WORK INSTRUCTIONS: The answer must consist of every line in the records below that contains the string "الکترونیک".
----- SUPPLIED INFORMATION -----
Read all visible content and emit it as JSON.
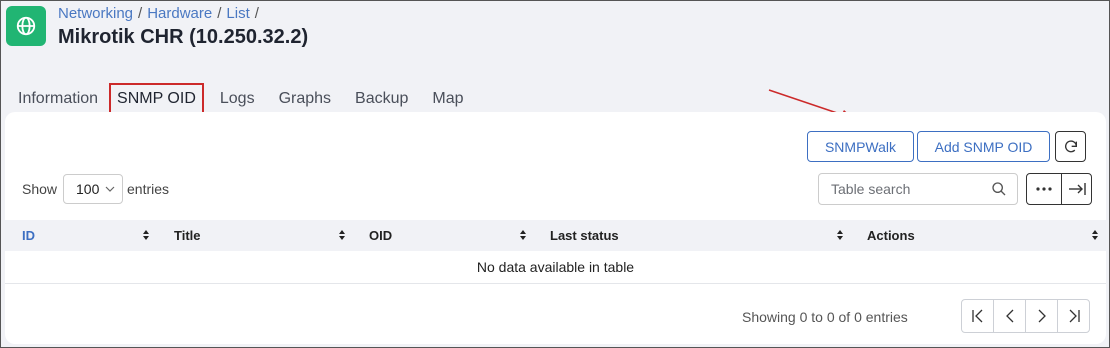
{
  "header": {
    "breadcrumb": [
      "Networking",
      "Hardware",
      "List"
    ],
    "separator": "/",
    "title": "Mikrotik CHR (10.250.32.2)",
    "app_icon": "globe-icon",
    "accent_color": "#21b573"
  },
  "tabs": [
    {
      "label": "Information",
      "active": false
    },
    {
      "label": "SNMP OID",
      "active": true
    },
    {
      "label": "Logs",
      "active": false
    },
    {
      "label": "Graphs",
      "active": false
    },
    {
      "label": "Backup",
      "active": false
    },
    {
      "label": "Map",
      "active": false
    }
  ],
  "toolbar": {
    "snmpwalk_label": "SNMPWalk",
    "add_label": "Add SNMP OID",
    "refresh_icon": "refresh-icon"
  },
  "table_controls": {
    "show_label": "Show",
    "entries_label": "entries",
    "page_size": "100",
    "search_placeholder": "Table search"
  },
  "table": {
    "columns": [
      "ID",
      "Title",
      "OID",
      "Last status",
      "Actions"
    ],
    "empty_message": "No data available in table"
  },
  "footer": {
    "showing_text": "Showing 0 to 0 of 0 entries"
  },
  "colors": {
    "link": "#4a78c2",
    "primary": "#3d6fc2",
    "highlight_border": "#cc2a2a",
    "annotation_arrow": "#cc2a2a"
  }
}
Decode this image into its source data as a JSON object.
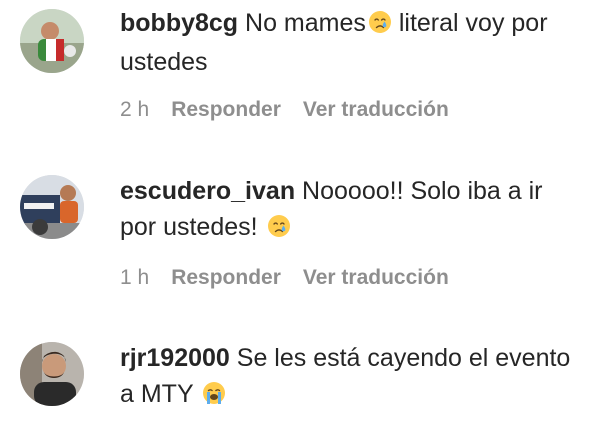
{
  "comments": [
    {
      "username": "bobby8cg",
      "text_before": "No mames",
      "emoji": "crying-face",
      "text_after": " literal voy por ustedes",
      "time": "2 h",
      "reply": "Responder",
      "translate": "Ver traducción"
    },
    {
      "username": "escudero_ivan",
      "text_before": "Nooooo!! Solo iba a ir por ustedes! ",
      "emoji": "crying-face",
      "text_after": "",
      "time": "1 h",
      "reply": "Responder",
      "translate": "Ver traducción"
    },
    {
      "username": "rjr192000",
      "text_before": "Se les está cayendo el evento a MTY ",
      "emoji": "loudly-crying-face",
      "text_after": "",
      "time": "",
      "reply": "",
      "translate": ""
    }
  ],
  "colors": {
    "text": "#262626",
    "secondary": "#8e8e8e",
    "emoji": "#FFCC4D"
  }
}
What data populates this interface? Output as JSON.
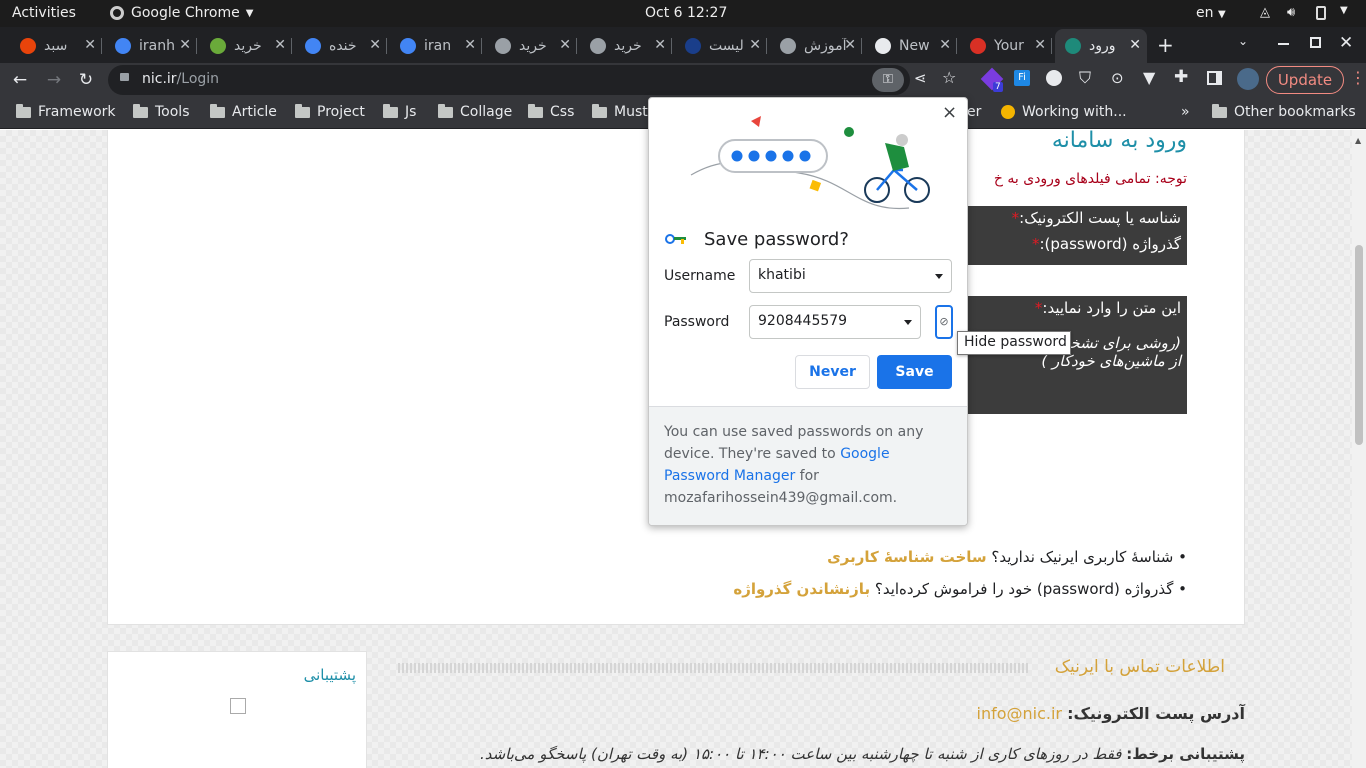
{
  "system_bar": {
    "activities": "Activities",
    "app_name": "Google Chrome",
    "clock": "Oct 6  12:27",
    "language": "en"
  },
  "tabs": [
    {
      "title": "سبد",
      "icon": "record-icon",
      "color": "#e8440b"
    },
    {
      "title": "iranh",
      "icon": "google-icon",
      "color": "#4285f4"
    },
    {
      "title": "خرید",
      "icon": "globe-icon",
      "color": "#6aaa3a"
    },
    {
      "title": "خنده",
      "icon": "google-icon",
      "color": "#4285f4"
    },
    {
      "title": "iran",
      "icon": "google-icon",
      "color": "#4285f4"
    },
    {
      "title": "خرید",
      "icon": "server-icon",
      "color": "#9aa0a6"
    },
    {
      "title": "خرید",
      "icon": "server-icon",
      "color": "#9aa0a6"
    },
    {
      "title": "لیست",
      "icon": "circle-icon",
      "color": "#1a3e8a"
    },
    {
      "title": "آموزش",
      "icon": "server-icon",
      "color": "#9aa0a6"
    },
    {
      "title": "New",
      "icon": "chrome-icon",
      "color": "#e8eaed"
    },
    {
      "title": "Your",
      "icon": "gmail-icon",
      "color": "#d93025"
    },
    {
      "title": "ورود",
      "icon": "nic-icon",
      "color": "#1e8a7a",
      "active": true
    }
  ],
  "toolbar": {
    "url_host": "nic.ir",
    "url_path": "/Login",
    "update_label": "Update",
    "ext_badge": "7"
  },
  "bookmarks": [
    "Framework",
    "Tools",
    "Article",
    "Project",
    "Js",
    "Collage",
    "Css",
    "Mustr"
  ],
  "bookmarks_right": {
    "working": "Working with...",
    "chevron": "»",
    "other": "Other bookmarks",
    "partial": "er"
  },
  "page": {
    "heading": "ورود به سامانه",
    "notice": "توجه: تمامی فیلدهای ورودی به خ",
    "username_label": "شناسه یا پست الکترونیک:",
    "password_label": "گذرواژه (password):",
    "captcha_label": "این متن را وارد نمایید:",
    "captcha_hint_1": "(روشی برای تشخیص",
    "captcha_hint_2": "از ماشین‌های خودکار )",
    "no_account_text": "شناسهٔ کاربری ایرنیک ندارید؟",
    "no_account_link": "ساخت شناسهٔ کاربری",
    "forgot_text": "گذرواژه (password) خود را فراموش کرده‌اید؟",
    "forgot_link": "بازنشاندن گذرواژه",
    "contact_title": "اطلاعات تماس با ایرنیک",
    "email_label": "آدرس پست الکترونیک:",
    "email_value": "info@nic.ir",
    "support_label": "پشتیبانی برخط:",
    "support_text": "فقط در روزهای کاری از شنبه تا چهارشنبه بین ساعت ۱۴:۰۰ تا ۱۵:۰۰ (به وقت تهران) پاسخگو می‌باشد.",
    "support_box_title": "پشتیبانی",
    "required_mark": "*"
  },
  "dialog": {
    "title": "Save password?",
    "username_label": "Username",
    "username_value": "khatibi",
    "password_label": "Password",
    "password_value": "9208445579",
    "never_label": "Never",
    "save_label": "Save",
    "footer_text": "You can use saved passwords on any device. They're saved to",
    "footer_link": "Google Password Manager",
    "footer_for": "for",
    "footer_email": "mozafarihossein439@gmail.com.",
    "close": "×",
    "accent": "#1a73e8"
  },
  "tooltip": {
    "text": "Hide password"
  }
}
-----
RESPONSE TO THIS TASK:
    "username_label": "شناسه یا پست الکترونیک:",
    "email_label": "آدرس پست الکترونیک:",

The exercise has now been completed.